- When two sailboats are on the same tack (the wind coming from the same side), the leeward (downwind) vessel gets the right of way over the windward (upwind) vessel.
- When two sailboats are on the same tack (the wind coming from the same side) in a passing situation, the vessel being overtaken has the right of way.
Of course, these rules assume both vessels are under sail and not motoring in.
If you’re finding some of these terms unfamiliar, don’t worry. We’ve got you covered. Check out this comprehensive Glossary of Nautical Terms to get a better grasp on boat jargon.
You can make your time on the water safer and more enjoyable by becoming familiar with these rules and following them.

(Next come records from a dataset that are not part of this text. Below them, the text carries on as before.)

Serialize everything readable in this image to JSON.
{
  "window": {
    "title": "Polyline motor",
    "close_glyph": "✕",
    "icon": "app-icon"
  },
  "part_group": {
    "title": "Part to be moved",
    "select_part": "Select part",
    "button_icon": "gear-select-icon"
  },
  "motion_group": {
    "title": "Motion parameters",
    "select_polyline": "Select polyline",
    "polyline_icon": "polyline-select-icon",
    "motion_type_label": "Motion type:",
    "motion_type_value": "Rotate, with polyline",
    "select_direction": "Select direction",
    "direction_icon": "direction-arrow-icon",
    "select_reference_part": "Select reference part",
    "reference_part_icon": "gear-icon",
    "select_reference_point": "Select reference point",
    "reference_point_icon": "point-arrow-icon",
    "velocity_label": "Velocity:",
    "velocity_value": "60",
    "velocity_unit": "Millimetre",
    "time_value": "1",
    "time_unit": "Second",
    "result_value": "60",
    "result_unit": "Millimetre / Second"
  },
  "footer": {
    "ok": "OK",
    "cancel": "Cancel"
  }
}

Your safety while boating depends on your understanding of the various right of way scenarios.
Go ahead and download your copy of the USCG navigation rules and regulations handbook.
Check out our other boat safety articles to ensure that you’re ready to make this upcoming boating season your best one yet!
What determines the right of way in boating?
The right of way in boating is determined by the type of boats involved in the approach, their relative position to each other, and their direction of travel. In general, less maneuverable vessels have the right of way or have more priority over more maneuverable vessels.
What side do you pass in a boat?
When boats are approaching head-on both boats should turn to starboard (the right-hand side) and pass each other port side to port side (left-to-left). If overtaking another boat heading in the same direction, the pass can be on either side, the overtaking boat must maintain a safe speed and distance from the other boat at all times.
Does the bigger boat have the right of way?
Not necessarily, the general principle is the less maneuverable vessels have the right of way. For example, if a motorboat is crossing paths with a sailboat (operating under sail) because the sailboat is considered less maneuverable, then it would have the right of way, and the motorboat would be required to take action to avoid a collision.
One boat is overtaking another, which boat must give way?
When overtaking, the boat behind is the give-way vessel and the boat ahead is the stand-on vessel. The overtaking vessel can pass on either the port or starboard side if it’s safe to do so.
Who has right of way sailboat or motorboat?
A sailboat under sail, that is when not using a motor, would generally have the right of way, unless it is in the process of overtaking the motorboat.
What side do boats pass on?
When boats approach each other head-on, each boat must turn to starboard (right) and pass each other on the port (left) side of the boat.
Where can I order a copy of the Navigation Rules (Rules of the Road)?
Check the FAQ section of the U.S. Coast Guard website for more information on ordering copies of the boating rules handbook.